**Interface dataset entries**
━━━━
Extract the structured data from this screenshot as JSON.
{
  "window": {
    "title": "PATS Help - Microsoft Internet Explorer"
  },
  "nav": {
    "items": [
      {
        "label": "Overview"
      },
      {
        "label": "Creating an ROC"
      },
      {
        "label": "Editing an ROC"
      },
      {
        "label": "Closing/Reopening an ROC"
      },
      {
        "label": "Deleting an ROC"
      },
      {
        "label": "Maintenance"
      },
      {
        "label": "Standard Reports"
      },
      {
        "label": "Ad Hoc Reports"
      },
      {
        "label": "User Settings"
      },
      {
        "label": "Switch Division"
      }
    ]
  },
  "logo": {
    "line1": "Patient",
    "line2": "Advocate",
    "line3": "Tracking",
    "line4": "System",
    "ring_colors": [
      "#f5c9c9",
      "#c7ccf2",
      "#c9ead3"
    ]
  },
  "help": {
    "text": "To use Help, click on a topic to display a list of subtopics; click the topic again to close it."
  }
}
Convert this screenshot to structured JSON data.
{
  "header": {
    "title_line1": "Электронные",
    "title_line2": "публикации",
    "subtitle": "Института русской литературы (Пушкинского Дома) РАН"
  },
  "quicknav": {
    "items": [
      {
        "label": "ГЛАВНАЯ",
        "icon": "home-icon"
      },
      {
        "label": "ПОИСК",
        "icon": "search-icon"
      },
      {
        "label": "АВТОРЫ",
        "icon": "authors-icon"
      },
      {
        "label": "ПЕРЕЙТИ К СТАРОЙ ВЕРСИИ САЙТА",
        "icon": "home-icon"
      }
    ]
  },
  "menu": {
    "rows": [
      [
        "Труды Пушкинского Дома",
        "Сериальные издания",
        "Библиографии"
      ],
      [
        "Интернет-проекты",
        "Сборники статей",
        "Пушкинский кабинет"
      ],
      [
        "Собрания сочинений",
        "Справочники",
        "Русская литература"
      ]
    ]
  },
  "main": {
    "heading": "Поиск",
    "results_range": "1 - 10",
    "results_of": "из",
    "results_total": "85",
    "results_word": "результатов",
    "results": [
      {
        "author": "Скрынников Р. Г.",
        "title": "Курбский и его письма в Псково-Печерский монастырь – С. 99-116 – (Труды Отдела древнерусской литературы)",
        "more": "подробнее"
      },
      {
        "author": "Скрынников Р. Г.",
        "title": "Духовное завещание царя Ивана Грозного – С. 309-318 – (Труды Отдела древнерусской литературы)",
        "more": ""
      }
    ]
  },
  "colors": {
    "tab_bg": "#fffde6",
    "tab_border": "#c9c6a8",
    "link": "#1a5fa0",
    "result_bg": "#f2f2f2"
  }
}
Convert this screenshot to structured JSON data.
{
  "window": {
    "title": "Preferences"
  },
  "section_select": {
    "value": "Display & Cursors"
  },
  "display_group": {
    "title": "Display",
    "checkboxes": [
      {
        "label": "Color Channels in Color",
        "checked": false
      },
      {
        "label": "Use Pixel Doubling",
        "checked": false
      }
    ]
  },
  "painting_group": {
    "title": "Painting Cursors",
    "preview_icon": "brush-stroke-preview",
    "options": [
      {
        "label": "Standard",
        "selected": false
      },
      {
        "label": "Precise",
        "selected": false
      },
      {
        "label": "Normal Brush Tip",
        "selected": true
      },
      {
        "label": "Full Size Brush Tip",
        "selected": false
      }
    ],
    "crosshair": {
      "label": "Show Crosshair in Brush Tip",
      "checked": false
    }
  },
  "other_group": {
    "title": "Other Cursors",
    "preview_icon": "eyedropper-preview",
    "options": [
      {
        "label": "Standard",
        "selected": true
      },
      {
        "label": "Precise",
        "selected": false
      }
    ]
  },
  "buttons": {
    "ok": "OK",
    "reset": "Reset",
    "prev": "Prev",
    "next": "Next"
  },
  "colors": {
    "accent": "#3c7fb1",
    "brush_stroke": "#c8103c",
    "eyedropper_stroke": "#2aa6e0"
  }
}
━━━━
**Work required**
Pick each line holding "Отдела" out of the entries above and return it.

**Answer area**
        "title": "Курбский и его письма в Псково-Печерский монастырь – С. 99-116 – (Труды Отдела древнерусской литературы)",
        "title": "Духовное завещание царя Ивана Грозного – С. 309-318 – (Труды Отдела древнерусской литературы)",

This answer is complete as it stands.